[Eric Wiberg] ..".builds a character both attractive and intriguing to the reader. I ended genuinely curious about what might come next, and confident that I was in the hands of an expert story-teller."
-William F. Buckley Jr.
"Eric Wiberg's ability, to unearth obscure historical facts, keeps me in a constant state of surprise. I commend his relentless determination to verify every detail, with local sources in Nassau's historical community, for corroboration of his findings."-Capt. Paul C. Aranha, Author, The Island Airman . . . and his Bahama Islands Home.
"Eric Wiberg has made a significant contribution to the bibliography of World War II history."
-J. Revell Carr, Santa Fe, N.M.
This book tells one more key part of the big story and is one more piece in the giant puzzle of the history of World War II. Its value for historians cannot be underestimated.

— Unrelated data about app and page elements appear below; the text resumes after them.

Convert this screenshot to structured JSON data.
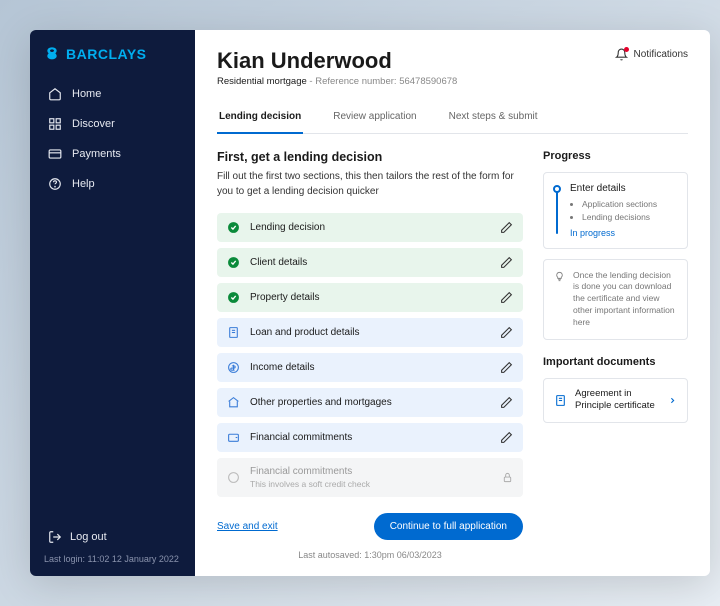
{
  "brand": "BARCLAYS",
  "nav": {
    "home": "Home",
    "discover": "Discover",
    "payments": "Payments",
    "help": "Help"
  },
  "logout": "Log out",
  "last_login": "Last login: 11:02 12 January 2022",
  "applicant_name": "Kian Underwood",
  "product": "Residential mortgage",
  "ref_prefix": " - Reference number: ",
  "ref_number": "56478590678",
  "notifications": "Notifications",
  "tabs": {
    "lending": "Lending decision",
    "review": "Review application",
    "next": "Next steps & submit"
  },
  "section": {
    "title": "First, get a lending decision",
    "desc": "Fill out the first two sections, this then tailors the rest of the form for you to get a lending decision quicker"
  },
  "items": {
    "lending": "Lending decision",
    "client": "Client details",
    "property": "Property details",
    "loan": "Loan and product details",
    "income": "Income details",
    "other": "Other properties and mortgages",
    "fin": "Financial commitments",
    "locked_title": "Financial commitments",
    "locked_sub": "This involves a soft credit check"
  },
  "save_exit": "Save and exit",
  "cta": "Continue to full application",
  "autosave": "Last autosaved:  1:30pm 06/03/2023",
  "progress": {
    "title": "Progress",
    "step": "Enter details",
    "b1": "Application sections",
    "b2": "Lending decisions",
    "status": "In progress",
    "hint": "Once the lending decision is done you can download the certificate and view other important information here"
  },
  "docs": {
    "title": "Important documents",
    "item1": "Agreement in Principle certificate"
  }
}
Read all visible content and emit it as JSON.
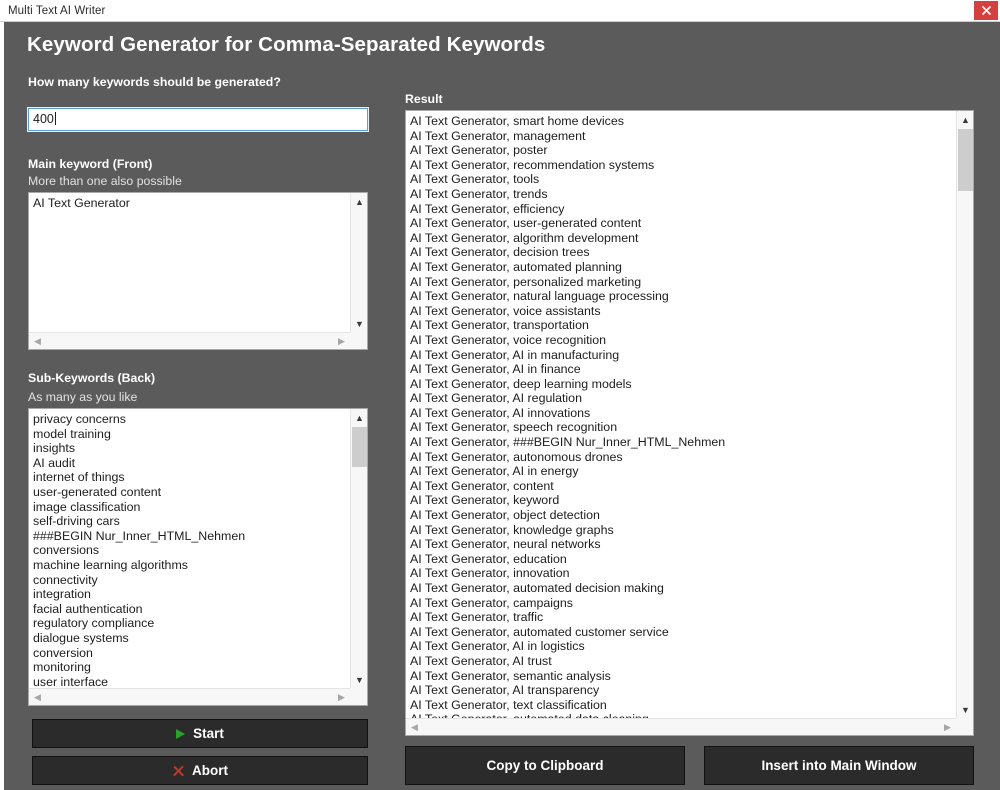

Throughout the stories of the attacks by German and Italian submarines on Allied shipping in the water around the Bahamas and the Turks and Caicos, several consistent themes emerge in Wiberg's thorough accounts. Prime among them is the heroism of the merchant mariners who time and again put themselves in danger as they performed the critical task of moving supplies, military and civilian, which were vital to ultimate victory.
We read of numerous instances of sailors having their ships shot out from under them and then continuously going back to sea and having additional ships torpedoed and sunk. We can also recognize what we know today as Post Traumatic Stress Disorder (PTSD), which was seldom recognized 75 years ago. Wiberg pays proper credit to the controversial Duchess of Windsor, whose husband was the wartime governor of the Bahamas. Just as she carried out this official duty, this book relates the heartening tales of everyday Bahamians, often poor and on outlying islands, who generously provided for these desperate castaways.
Wiberg also acknowledges the heroism of the Axis submariners as he recounts not only their victories but also their deaths as many of the subs were eventually tracked down and sunk.
History isn't great events, it is the continuum of many small events carried out by real people. U-Boats in the Bahamas and Turks and Caicos gives us an intimate glimpse of those events and, importantly, those people.
J. Revell Carr
Santa Fe, N.M.
Eric Wiberg grew up in the Bahamas, the son of the Swedish Consul-General there. A licensed maritime lawyer, his thesis for a Master's Degree in Marine Affairs was published as Tanker Disasters. For three years he commercially operated tankers in Singapore. Over 25 years he has sailed on 100 vessels, most of them sailboats, for 75,000 miles, including voyages across the Atlantic and Pacific and over 30 ocean passages to or from Bermuda. He has published four books, the latest being Round the World in the Wrong Season. A graduate of Boston College, he studied at Harris Manchester College, Oxford, and in Lisbon. Employed in the shipping industry in New York City, he lives with his wife and son in Westport, Connecticut.